Ashby’s law and the first step to affordable healthcare
This article follows “A tale of two systems”, published in a prior edition of The Lund Report. This article explains the first fundamental change necessary for successful management of healthcare delivery. It is also the first principle of the Curandi Model™, a “systems thinking” approach to healthcare reform.
Within healthcare delivery the patient-centered primary care home is improving care and lowering cost. And, in social services, co-location with clinical services similarly improves outcomes and lower cost. Why aren’t these innovative micro-system improvements resulting in premium decreases?
Additionally, every day we learn of new developments in medical science and engineering. In other industries, research and development lowers cost. Why is healthcare different?
A big part of the answer lies in the healthcare delivery macro-system. The answer is more fundamental than payment models, or that innovative micro-systems are buried under a hierarchical mountain of other concerns, or that there is little business advantage or mechanism to lower prices. The answer lies in the first law of cybernetics, a transdisciplinary approach for exploring regulatory systems, their structures, constraints, and possibilities.
“if a system is to be stable the number of states of its control mechanism must be greater than or equal to the number of states in the system being controlled”.
Variety in this case refers to the unique elements in a set. For example, if we ignore the order of occurrence, the collection
[c, b, c, a, c, c, a, b, c, b, b, a]
which has twelve elements, has only three distinct elements— [a, b, c]. Such a set has a variety of three elements.
The conceptual graph in Figure 1 of the Ashby Space comes from Boisot and McKelvey.† The managing system must, at least, match the variety of stimuli coming from the controlled system. Insufficient variety results in loss of control.
The variety of stimuli, and our ability to maintain control varies with the system’s environment. David Snoden developed a model called the Cynefin Framework (Figure 2) to make sense of that underlying reality and outlines four environmental domains.
The two domains on the right are linear and predictable. The Complicated domain requires expertise and may have multiple solutions, but it is knowable. Examples of the Complicated domain are the internal workings of a computer, a factory or a game of chess.
The two domains on the left are non-linear and unpredictable. Complexity produces emergent properties and behaviors because elements are highly interdependent. It is the land of unintended consequences and Butterfly effects. Complex events tend to follow a power law distribution. Whereas elements in the Chaos domain are independent producing events in a random distribution.

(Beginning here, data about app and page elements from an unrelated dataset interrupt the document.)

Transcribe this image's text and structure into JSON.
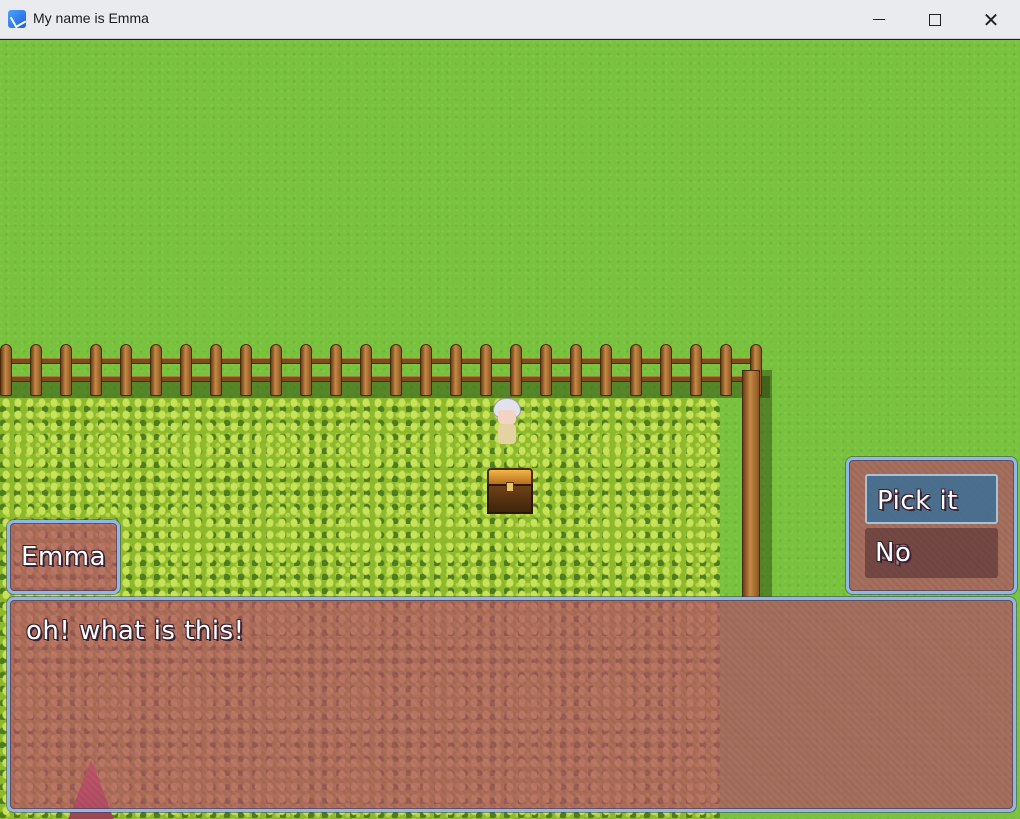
{
  "window": {
    "title": "My name is Emma",
    "minimize_symbol": "",
    "maximize_symbol": "",
    "close_symbol": "✕"
  },
  "dialog": {
    "speaker": "Emma",
    "message": "oh! what is this!"
  },
  "choices": [
    {
      "label": "Pick it up",
      "selected": true
    },
    {
      "label": "No",
      "selected": false
    }
  ],
  "colors": {
    "grass": "#78c23d",
    "window_bg": "#b04862",
    "window_border": "#8fb7e8",
    "selected_choice": "#3c6e96"
  },
  "icons": {
    "app": "game-app-icon",
    "minimize": "minimize-icon",
    "maximize": "maximize-icon",
    "close": "close-icon"
  }
}
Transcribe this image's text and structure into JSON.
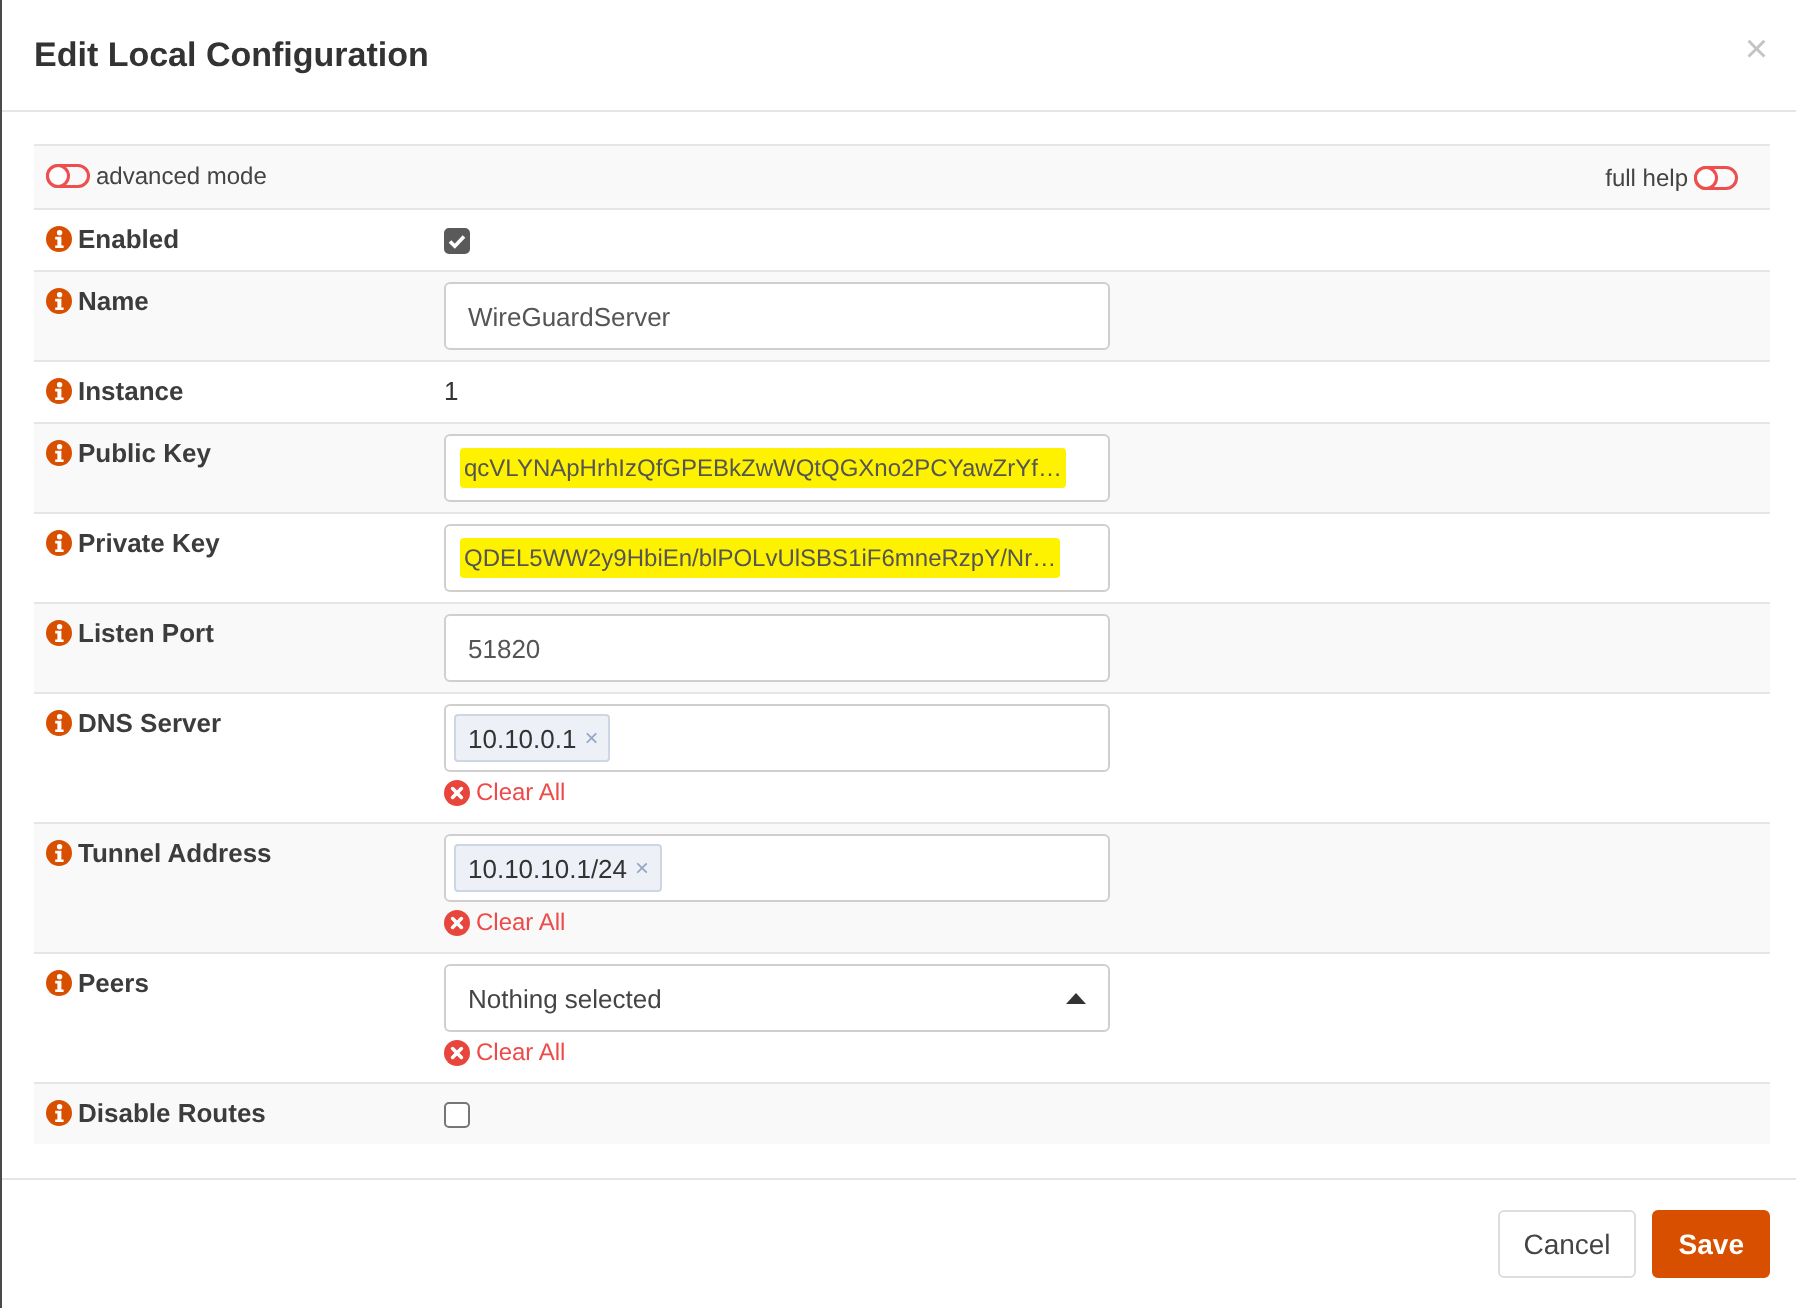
{
  "dialog": {
    "title": "Edit Local Configuration",
    "close": "×"
  },
  "mode_bar": {
    "advanced_mode": {
      "label": "advanced mode",
      "on": false
    },
    "full_help": {
      "label": "full help",
      "on": false
    }
  },
  "fields": [
    {
      "kind": "checkbox",
      "label": "Enabled",
      "checked": true
    },
    {
      "kind": "text",
      "label": "Name",
      "value": "WireGuardServer",
      "highlighted": false
    },
    {
      "kind": "static",
      "label": "Instance",
      "value": "1"
    },
    {
      "kind": "text",
      "label": "Public Key",
      "value": "qcVLYNApHrhIzQfGPEBkZwWQtQGXno2PCYawZrYf…",
      "highlighted": true
    },
    {
      "kind": "text",
      "label": "Private Key",
      "value": "QDEL5WW2y9HbiEn/blPOLvUlSBS1iF6mneRzpY/Nr…",
      "highlighted": true
    },
    {
      "kind": "text",
      "label": "Listen Port",
      "value": "51820",
      "highlighted": false
    },
    {
      "kind": "tags",
      "label": "DNS Server",
      "tags": [
        {
          "text": "10.10.0.1",
          "remove": "×"
        }
      ],
      "clear_all": "Clear All"
    },
    {
      "kind": "tags",
      "label": "Tunnel Address",
      "tags": [
        {
          "text": "10.10.10.1/24",
          "remove": "×"
        }
      ],
      "clear_all": "Clear All"
    },
    {
      "kind": "select",
      "label": "Peers",
      "placeholder": "Nothing selected",
      "clear_all": "Clear All"
    },
    {
      "kind": "checkbox",
      "label": "Disable Routes",
      "checked": false
    }
  ],
  "buttons": [
    {
      "label": "Cancel",
      "kind": "secondary"
    },
    {
      "label": "Save",
      "kind": "primary"
    }
  ]
}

The difficulty of keeping control depends on the environmental domain. Systems that manage an Obvious or Complicated domain are easier to control. Variety is finite and knowable so we can plan accordingly.
This is not so with Complexity. Systems that manage a “Complex” domain must respond to a wide range of unpredictable events and circumstances. Healthcare delivery runs in Complexity. It is also a social system making it highly self-organizing and adaptive to local concerns. The variety that healthcare delivery must respond to are unknowable! How then, can this be controlled?
The answer comes from Max Boisot who updated Ashby’s law in “The Interaction of Complexity and Management”.
“The Complexity of a system must be adequate to the Complexity of the environment that it finds itself in”.
Healthcare delivery must align its structure to be as Complex as its environment. Our thinking must embrace the idea that the mechanics of Complexity are our ally in solving problems. It makes it possible to adapt and organize in response to issues as they arise. Healthcare delivery needs to become a Complex Network.
The first part of the Curandi Model™ is structure. The Complex Network is the architecture of a new macro-system directly connecting innovation and cost containment to purchasers and healthcare users. It is a powerful approach that has worked well in other industries. Working from a Complex Network perspective, healthcare will take advantage of a wide range of new tools and behaviors for problem solving.
In next month’s article, we’ll explain the second part of the Curandi Model, “Behavior”. Complex Adaptive Systems can act like living organisms. To achieve our goals, the network must behave in a way that solves problems.
† “Complexity and Organization – Environment Relations: Revisiting Ashby’s Law of Requisite Variety”; Max Boisot and Bill McKelvey, Chapter 16, 2011 Sage Handbook of Complexity and Management